Tip Hostel: Santiago Guesthouse (budget) is within walking distance of Peace Memorial Park and the Atomic Bomb Dome. Friendly staff, a cozy communal living room, good bedrooms and a roof terrace. A bunkbed from 20 euros per person.
Attractions – 5 historical sights in Hiroshima
To get a good look at Hiroshima, you need at least one whole day to get detailed information about the misery that the atomic bomb caused. But also the surroundings are quite interesting to visit. Below are a number of interesting places in and around this fascinating city.
1. Genbaku Dome: Atomic Bomb Dome
How amazing is it that in 1945 the Hiroshima Prefectural Industrial Promotion Hall was partially preserved? Quite unique indeed, but it is a symbol of the explosion that took place on the 6th of August. The name Atomic Bomb Dome is derived from the shape of the building. After all, doesn’t it look a bit like a bomb?
2. Hiroshima Peace Memorial Museum
It is one of Japan’s most impressive museums, the Hiroshima Peace Memorial Museum. It opened its doors in 1955 and has a number of striking objects in its collection, including a charred tricycle. A visit to the museum immediately leads you to the conclusion that such a bomb will never have to be used again. The museum is open every day from 08.30 to 17.00 hours.
3. Peace Memorial Park
The Peace Memorial Park is as impressive as the previous two places. In this park there is a Memorial Hall, a memorial for the Korean victims and a monument of a girl with a crane. This is a reference to Sadako Sasaki, the girl who had leukemia and died at the age of 12…
A few kilometres southwest of Hiroshima is the small island of Miyajima. It is a beautiful place with a number of old temples. There is a temple complex from 1168. And in the water is also an important torii. At low tide it is even possible to make a walk to this torii. Finally, a walk (45 minutes) to the top of Mount Misen should not be missed. From here you have a beautiful view over Hiroshima and the surrounding islands.
5. Hiroshima Castle
North of the Peace Memorial Park stands the Castle of Hiroshima. It is of course a replica (1958) of what it looked like before the explosion of the atomic bomb. The original dates from 1600 and was the heart of the city for centuries. Now it is a museum about the history of the city before the Second World War.
Transportation – How to get to Hiroshima?
Hiroshima has an airport, but it is located 50 kilometers east of the city. From Hiroshima Airport there are also flights to China, Taiwan, South Korea and Singapore.
The best way to reach Hiroshima is via the Shinkansen. Hiroshima Station is located just northeast of the city center. The Sightseeing Loop bus takes you from the train station to the city centre and the main attractions. For people with a JR-pass this bus is free to use.
The Hiroshima Bus Center is the city’s bus station.
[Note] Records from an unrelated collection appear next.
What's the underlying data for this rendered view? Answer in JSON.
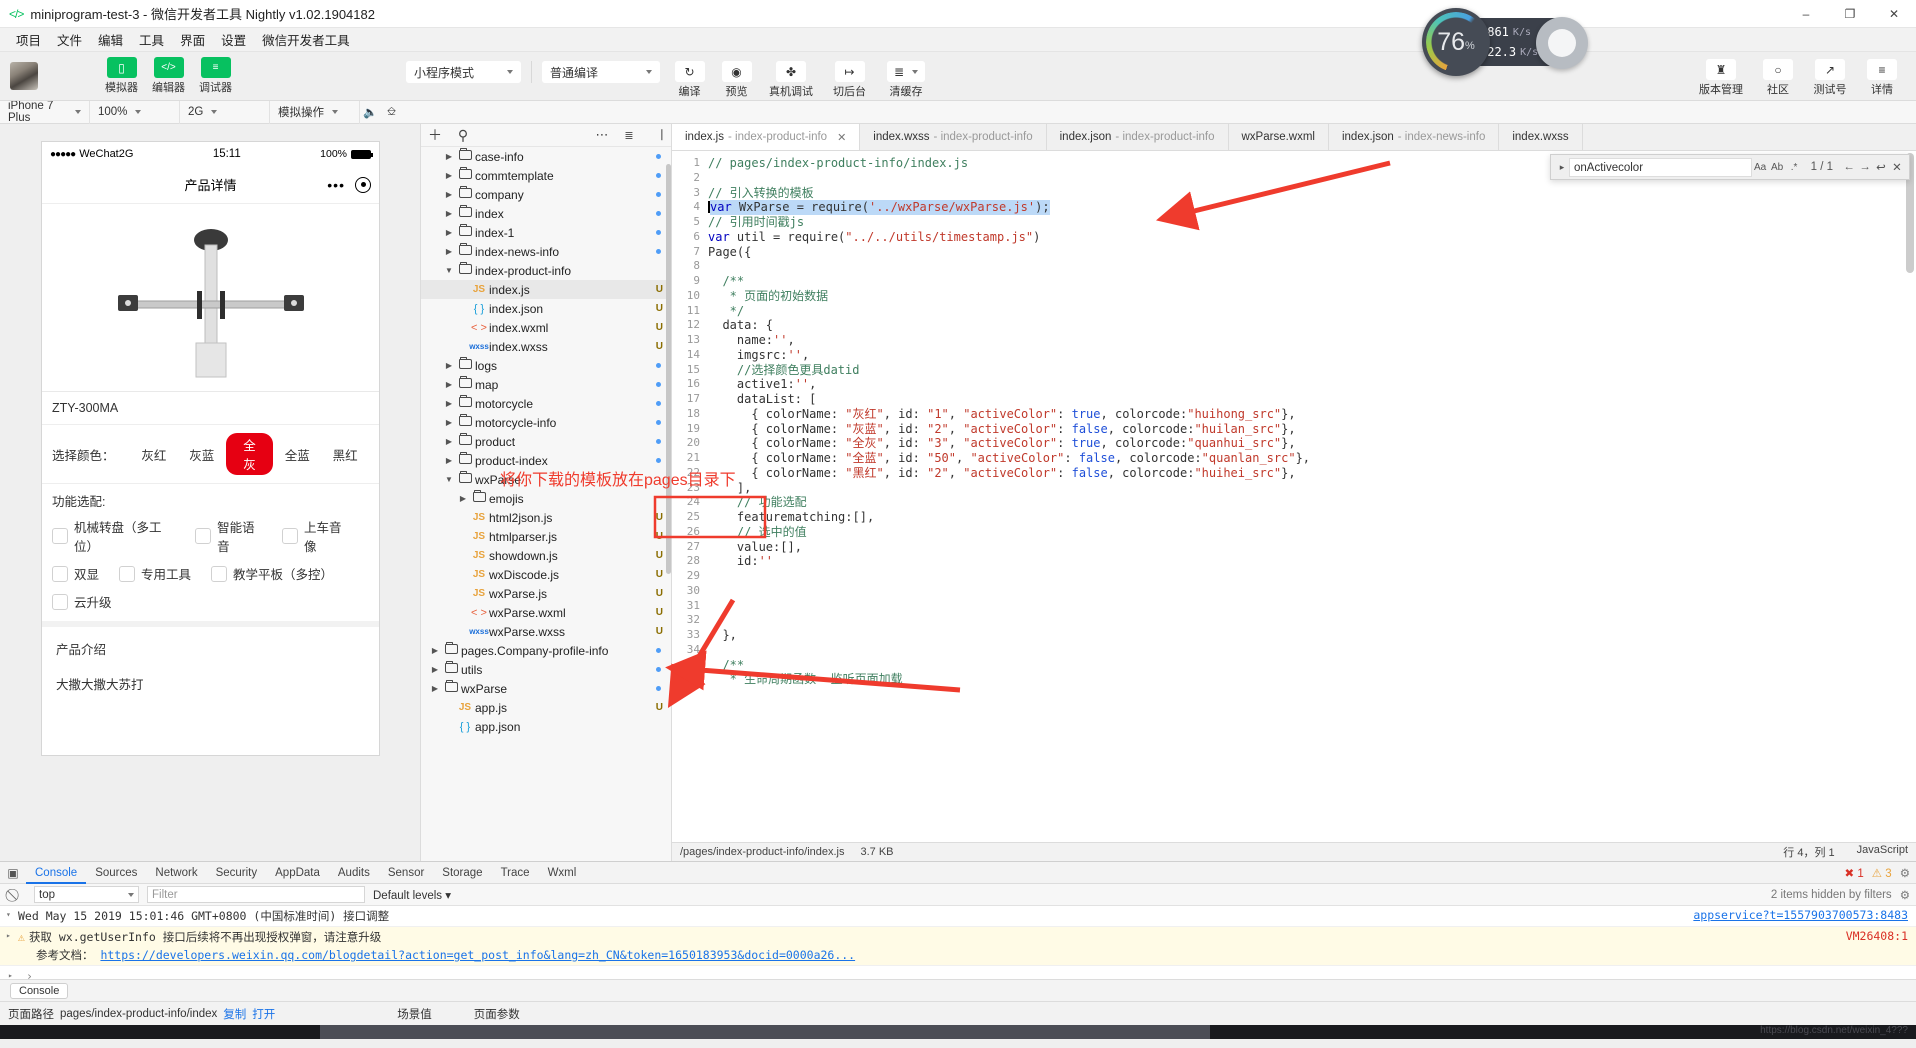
{
  "window": {
    "title": "miniprogram-test-3 - 微信开发者工具 Nightly v1.02.1904182",
    "logo_icon": "code-brackets-icon",
    "minimize": "–",
    "maximize": "❐",
    "close": "✕"
  },
  "menubar": [
    "项目",
    "文件",
    "编辑",
    "工具",
    "界面",
    "设置",
    "微信开发者工具"
  ],
  "toolbar": {
    "panels": [
      {
        "label": "模拟器",
        "icon": "phone-icon",
        "glyph": "▯",
        "active": true
      },
      {
        "label": "编辑器",
        "icon": "code-icon",
        "glyph": "</>",
        "active": true
      },
      {
        "label": "调试器",
        "icon": "sliders-icon",
        "glyph": "≡",
        "active": true
      }
    ],
    "mode_select": "小程序模式",
    "compile_select": "普通编译",
    "actions": [
      {
        "label": "编译",
        "icon": "refresh-icon",
        "glyph": "↻"
      },
      {
        "label": "预览",
        "icon": "eye-icon",
        "glyph": "◎"
      },
      {
        "label": "真机调试",
        "icon": "bug-icon",
        "glyph": "✤"
      },
      {
        "label": "切后台",
        "icon": "background-icon",
        "glyph": "↦"
      },
      {
        "label": "清缓存",
        "icon": "layers-icon",
        "glyph": "≣"
      }
    ],
    "right_actions": [
      {
        "label": "版本管理",
        "icon": "git-branch-icon",
        "glyph": "⛓"
      },
      {
        "label": "社区",
        "icon": "chat-bubble-icon",
        "glyph": "○"
      },
      {
        "label": "测试号",
        "icon": "external-link-icon",
        "glyph": "↗"
      },
      {
        "label": "详情",
        "icon": "hamburger-icon",
        "glyph": "≡"
      }
    ]
  },
  "cpu_meter": {
    "percent": "76",
    "percent_unit": "%",
    "upload": "861",
    "upload_unit": "K/s",
    "download": "22.3",
    "download_unit": "K/s",
    "up_arrow": "↑",
    "down_arrow": "↓"
  },
  "simbar": {
    "device": "iPhone 7 Plus",
    "zoom": "100%",
    "network": "2G",
    "action": "模拟操作",
    "icons": [
      "volume-icon",
      "screen-icon"
    ]
  },
  "simulator": {
    "status": {
      "signal_dots": "●●●●●",
      "carrier": "WeChat2G",
      "time": "15:11",
      "battery_pct": "100%"
    },
    "nav_title": "产品详情",
    "product_image_alt": "product-photo",
    "product_name": "ZTY-300MA",
    "color_label": "选择颜色：",
    "colors": [
      {
        "name": "灰红",
        "active": false
      },
      {
        "name": "灰蓝",
        "active": false
      },
      {
        "name": "全灰",
        "active": true
      },
      {
        "name": "全蓝",
        "active": false
      },
      {
        "name": "黑红",
        "active": false
      }
    ],
    "feature_label": "功能选配:",
    "features_row1": [
      "机械转盘（多工位）",
      "智能语音",
      "上车音像"
    ],
    "features_row2": [
      "双显",
      "专用工具",
      "教学平板（多控）"
    ],
    "features_row3": [
      "云升级"
    ],
    "intro_title": "产品介绍",
    "intro_body": "大撒大撒大苏打"
  },
  "filetree": {
    "toolbar": {
      "add": "＋",
      "search": "search-icon",
      "more": "⋯",
      "sort": "sort-icon",
      "collapse": "collapse-icon"
    },
    "items": [
      {
        "indent": 1,
        "type": "folder",
        "name": "case-info",
        "expanded": false,
        "badge": "dot"
      },
      {
        "indent": 1,
        "type": "folder",
        "name": "commtemplate",
        "expanded": false,
        "badge": "dot"
      },
      {
        "indent": 1,
        "type": "folder",
        "name": "company",
        "expanded": false,
        "badge": "dot"
      },
      {
        "indent": 1,
        "type": "folder",
        "name": "index",
        "expanded": false,
        "badge": "dot"
      },
      {
        "indent": 1,
        "type": "folder",
        "name": "index-1",
        "expanded": false,
        "badge": "dot"
      },
      {
        "indent": 1,
        "type": "folder",
        "name": "index-news-info",
        "expanded": false,
        "badge": "dot"
      },
      {
        "indent": 1,
        "type": "folder",
        "name": "index-product-info",
        "expanded": true,
        "badge": ""
      },
      {
        "indent": 2,
        "type": "js",
        "name": "index.js",
        "selected": true,
        "badge": "U"
      },
      {
        "indent": 2,
        "type": "json",
        "name": "index.json",
        "badge": "U"
      },
      {
        "indent": 2,
        "type": "wxml",
        "name": "index.wxml",
        "badge": "U"
      },
      {
        "indent": 2,
        "type": "wxss",
        "name": "index.wxss",
        "badge": "U"
      },
      {
        "indent": 1,
        "type": "folder",
        "name": "logs",
        "expanded": false,
        "badge": "dot"
      },
      {
        "indent": 1,
        "type": "folder",
        "name": "map",
        "expanded": false,
        "badge": "dot"
      },
      {
        "indent": 1,
        "type": "folder",
        "name": "motorcycle",
        "expanded": false,
        "badge": "dot"
      },
      {
        "indent": 1,
        "type": "folder",
        "name": "motorcycle-info",
        "expanded": false,
        "badge": "dot"
      },
      {
        "indent": 1,
        "type": "folder",
        "name": "product",
        "expanded": false,
        "badge": "dot"
      },
      {
        "indent": 1,
        "type": "folder",
        "name": "product-index",
        "expanded": false,
        "badge": "dot"
      },
      {
        "indent": 1,
        "type": "folder",
        "name": "wxParse",
        "expanded": true,
        "badge": ""
      },
      {
        "indent": 2,
        "type": "folder",
        "name": "emojis",
        "expanded": false,
        "badge": ""
      },
      {
        "indent": 2,
        "type": "js",
        "name": "html2json.js",
        "badge": "U"
      },
      {
        "indent": 2,
        "type": "js",
        "name": "htmlparser.js",
        "badge": "U"
      },
      {
        "indent": 2,
        "type": "js",
        "name": "showdown.js",
        "badge": "U"
      },
      {
        "indent": 2,
        "type": "js",
        "name": "wxDiscode.js",
        "badge": "U"
      },
      {
        "indent": 2,
        "type": "js",
        "name": "wxParse.js",
        "badge": "U"
      },
      {
        "indent": 2,
        "type": "wxml",
        "name": "wxParse.wxml",
        "badge": "U"
      },
      {
        "indent": 2,
        "type": "wxss",
        "name": "wxParse.wxss",
        "badge": "U"
      },
      {
        "indent": 0,
        "type": "folder",
        "name": "pages.Company-profile-info",
        "expanded": false,
        "badge": "dot"
      },
      {
        "indent": 0,
        "type": "folder",
        "name": "utils",
        "expanded": false,
        "badge": "dot"
      },
      {
        "indent": 0,
        "type": "folder",
        "name": "wxParse",
        "expanded": false,
        "badge": "dot"
      },
      {
        "indent": 1,
        "type": "js",
        "name": "app.js",
        "badge": "U"
      },
      {
        "indent": 1,
        "type": "json",
        "name": "app.json",
        "badge": ""
      }
    ]
  },
  "editor": {
    "tabs": [
      {
        "name": "index.js",
        "sub": "- index-product-info",
        "active": true,
        "closable": true
      },
      {
        "name": "index.wxss",
        "sub": "- index-product-info",
        "active": false
      },
      {
        "name": "index.json",
        "sub": "- index-product-info",
        "active": false
      },
      {
        "name": "wxParse.wxml",
        "sub": "",
        "active": false
      },
      {
        "name": "index.json",
        "sub": "- index-news-info",
        "active": false
      },
      {
        "name": "index.wxss",
        "sub": "",
        "active": false
      }
    ],
    "find": {
      "query": "onActivecolor",
      "match_case": "Aa",
      "whole_word": "Ab",
      "regex": ".*",
      "count": "1 / 1",
      "prev": "←",
      "next": "→",
      "expand": "↩",
      "close": "✕"
    },
    "lines": [
      {
        "n": 1,
        "tokens": [
          {
            "t": "// pages/index-product-info/index.js",
            "c": "cm"
          }
        ]
      },
      {
        "n": 2,
        "tokens": []
      },
      {
        "n": 3,
        "tokens": [
          {
            "t": "// 引入转换的模板",
            "c": "cm"
          }
        ]
      },
      {
        "n": 4,
        "selected": true,
        "tokens": [
          {
            "t": "var",
            "c": "kw"
          },
          {
            "t": " WxParse = require(",
            "c": "fn"
          },
          {
            "t": "'../wxParse/wxParse.js'",
            "c": "str"
          },
          {
            "t": ");",
            "c": "fn"
          }
        ]
      },
      {
        "n": 5,
        "tokens": [
          {
            "t": "// 引用时间戳js",
            "c": "cm"
          }
        ]
      },
      {
        "n": 6,
        "tokens": [
          {
            "t": "var",
            "c": "kw"
          },
          {
            "t": " util = require(",
            "c": "fn"
          },
          {
            "t": "\"../../utils/timestamp.js\"",
            "c": "str"
          },
          {
            "t": ")",
            "c": "fn"
          }
        ]
      },
      {
        "n": 7,
        "tokens": [
          {
            "t": "Page({",
            "c": "fn"
          }
        ]
      },
      {
        "n": 8,
        "tokens": []
      },
      {
        "n": 9,
        "tokens": [
          {
            "t": "  /**",
            "c": "cm"
          }
        ]
      },
      {
        "n": 10,
        "tokens": [
          {
            "t": "   * 页面的初始数据",
            "c": "cm"
          }
        ]
      },
      {
        "n": 11,
        "tokens": [
          {
            "t": "   */",
            "c": "cm"
          }
        ]
      },
      {
        "n": 12,
        "tokens": [
          {
            "t": "  data: {",
            "c": "fn"
          }
        ]
      },
      {
        "n": 13,
        "tokens": [
          {
            "t": "    name:",
            "c": "fn"
          },
          {
            "t": "''",
            "c": "str"
          },
          {
            "t": ",",
            "c": "fn"
          }
        ]
      },
      {
        "n": 14,
        "tokens": [
          {
            "t": "    imgsrc:",
            "c": "fn"
          },
          {
            "t": "''",
            "c": "str"
          },
          {
            "t": ",",
            "c": "fn"
          }
        ]
      },
      {
        "n": 15,
        "tokens": [
          {
            "t": "    //选择颜色更具datid",
            "c": "cm"
          }
        ]
      },
      {
        "n": 16,
        "tokens": [
          {
            "t": "    active1:",
            "c": "fn"
          },
          {
            "t": "''",
            "c": "str"
          },
          {
            "t": ",",
            "c": "fn"
          }
        ]
      },
      {
        "n": 17,
        "tokens": [
          {
            "t": "    dataList: [",
            "c": "fn"
          }
        ]
      },
      {
        "n": 18,
        "tokens": [
          {
            "t": "      { colorName: ",
            "c": "fn"
          },
          {
            "t": "\"灰红\"",
            "c": "str"
          },
          {
            "t": ", id: ",
            "c": "fn"
          },
          {
            "t": "\"1\"",
            "c": "str"
          },
          {
            "t": ", ",
            "c": "fn"
          },
          {
            "t": "\"activeColor\"",
            "c": "str"
          },
          {
            "t": ": ",
            "c": "fn"
          },
          {
            "t": "true",
            "c": "bool"
          },
          {
            "t": ", colorcode:",
            "c": "fn"
          },
          {
            "t": "\"huihong_src\"",
            "c": "str"
          },
          {
            "t": "},",
            "c": "fn"
          }
        ]
      },
      {
        "n": 19,
        "tokens": [
          {
            "t": "      { colorName: ",
            "c": "fn"
          },
          {
            "t": "\"灰蓝\"",
            "c": "str"
          },
          {
            "t": ", id: ",
            "c": "fn"
          },
          {
            "t": "\"2\"",
            "c": "str"
          },
          {
            "t": ", ",
            "c": "fn"
          },
          {
            "t": "\"activeColor\"",
            "c": "str"
          },
          {
            "t": ": ",
            "c": "fn"
          },
          {
            "t": "false",
            "c": "bool"
          },
          {
            "t": ", colorcode:",
            "c": "fn"
          },
          {
            "t": "\"huilan_src\"",
            "c": "str"
          },
          {
            "t": "},",
            "c": "fn"
          }
        ]
      },
      {
        "n": 20,
        "tokens": [
          {
            "t": "      { colorName: ",
            "c": "fn"
          },
          {
            "t": "\"全灰\"",
            "c": "str"
          },
          {
            "t": ", id: ",
            "c": "fn"
          },
          {
            "t": "\"3\"",
            "c": "str"
          },
          {
            "t": ", ",
            "c": "fn"
          },
          {
            "t": "\"activeColor\"",
            "c": "str"
          },
          {
            "t": ": ",
            "c": "fn"
          },
          {
            "t": "true",
            "c": "bool"
          },
          {
            "t": ", colorcode:",
            "c": "fn"
          },
          {
            "t": "\"quanhui_src\"",
            "c": "str"
          },
          {
            "t": "},",
            "c": "fn"
          }
        ]
      },
      {
        "n": 21,
        "tokens": [
          {
            "t": "      { colorName: ",
            "c": "fn"
          },
          {
            "t": "\"全蓝\"",
            "c": "str"
          },
          {
            "t": ", id: ",
            "c": "fn"
          },
          {
            "t": "\"50\"",
            "c": "str"
          },
          {
            "t": ", ",
            "c": "fn"
          },
          {
            "t": "\"activeColor\"",
            "c": "str"
          },
          {
            "t": ": ",
            "c": "fn"
          },
          {
            "t": "false",
            "c": "bool"
          },
          {
            "t": ", colorcode:",
            "c": "fn"
          },
          {
            "t": "\"quanlan_src\"",
            "c": "str"
          },
          {
            "t": "},",
            "c": "fn"
          }
        ]
      },
      {
        "n": 22,
        "tokens": [
          {
            "t": "      { colorName: ",
            "c": "fn"
          },
          {
            "t": "\"黑红\"",
            "c": "str"
          },
          {
            "t": ", id: ",
            "c": "fn"
          },
          {
            "t": "\"2\"",
            "c": "str"
          },
          {
            "t": ", ",
            "c": "fn"
          },
          {
            "t": "\"activeColor\"",
            "c": "str"
          },
          {
            "t": ": ",
            "c": "fn"
          },
          {
            "t": "false",
            "c": "bool"
          },
          {
            "t": ", colorcode:",
            "c": "fn"
          },
          {
            "t": "\"huihei_src\"",
            "c": "str"
          },
          {
            "t": "},",
            "c": "fn"
          }
        ]
      },
      {
        "n": 23,
        "tokens": [
          {
            "t": "    ],",
            "c": "fn"
          }
        ]
      },
      {
        "n": 24,
        "tokens": [
          {
            "t": "    // 功能选配",
            "c": "cm"
          }
        ]
      },
      {
        "n": 25,
        "tokens": [
          {
            "t": "    featurematching:[],",
            "c": "fn"
          }
        ]
      },
      {
        "n": 26,
        "tokens": [
          {
            "t": "    // 选中的值",
            "c": "cm"
          }
        ]
      },
      {
        "n": 27,
        "tokens": [
          {
            "t": "    value:[],",
            "c": "fn"
          }
        ]
      },
      {
        "n": 28,
        "tokens": [
          {
            "t": "    id:",
            "c": "fn"
          },
          {
            "t": "''",
            "c": "str"
          }
        ]
      },
      {
        "n": 29,
        "tokens": []
      },
      {
        "n": 30,
        "tokens": []
      },
      {
        "n": 31,
        "tokens": []
      },
      {
        "n": 32,
        "tokens": []
      },
      {
        "n": 33,
        "tokens": [
          {
            "t": "  },",
            "c": "fn"
          }
        ]
      },
      {
        "n": 34,
        "tokens": []
      },
      {
        "n": 35,
        "tokens": [
          {
            "t": "  /**",
            "c": "cm"
          }
        ]
      },
      {
        "n": 36,
        "tokens": [
          {
            "t": "   * 生命周期函数--监听页面加载",
            "c": "cm"
          }
        ]
      }
    ],
    "status": {
      "path": "/pages/index-product-info/index.js",
      "size": "3.7 KB",
      "cursor": "行 4，列 1",
      "language": "JavaScript"
    }
  },
  "devtools": {
    "panel_icon": "inspect-icon",
    "tabs": [
      "Console",
      "Sources",
      "Network",
      "Security",
      "AppData",
      "Audits",
      "Sensor",
      "Storage",
      "Trace",
      "Wxml"
    ],
    "active_tab": "Console",
    "counts": {
      "errors": "1",
      "warnings": "3",
      "error_icon": "✖",
      "warning_icon": "⚠"
    },
    "settings_icon": "gear-icon",
    "filterbar": {
      "clear_icon": "clear-icon",
      "context": "top",
      "filter_placeholder": "Filter",
      "levels": "Default levels",
      "hidden_note": "2 items hidden by filters",
      "gear_icon": "gear-icon"
    },
    "logs": [
      {
        "type": "info",
        "text": "Wed May 15 2019 15:01:46 GMT+0800 (中国标准时间)  接口调整",
        "source": "appservice?t=1557903700573:8483",
        "expandable": true
      },
      {
        "type": "warn",
        "text": "获取 wx.getUserInfo 接口后续将不再出现授权弹窗，请注意升级",
        "source": "VM26408:1",
        "note": "参考文档：",
        "link": "https://developers.weixin.qq.com/blogdetail?action=get_post_info&lang=zh_CN&token=1650183953&docid=0000a26..."
      }
    ],
    "prompt": "›",
    "footer_tab": "Console"
  },
  "statusbar": {
    "page_path_label": "页面路径",
    "page_path": "pages/index-product-info/index",
    "copy": "复制",
    "open": "打开",
    "scene_label": "场景值",
    "params_label": "页面参数"
  },
  "annotations": [
    {
      "text": "将你下载的模板放在pages目录下"
    }
  ],
  "watermark": "https://blog.csdn.net/weixin_4???"
}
Here you’ll find long-distance buses to all corners of Japan. This bus station is located 200 meters from the Atomic Bomb Dome.
And what did you think of Hiroshima and its surroundings? Feel free to leave a message below with ideas or other tips!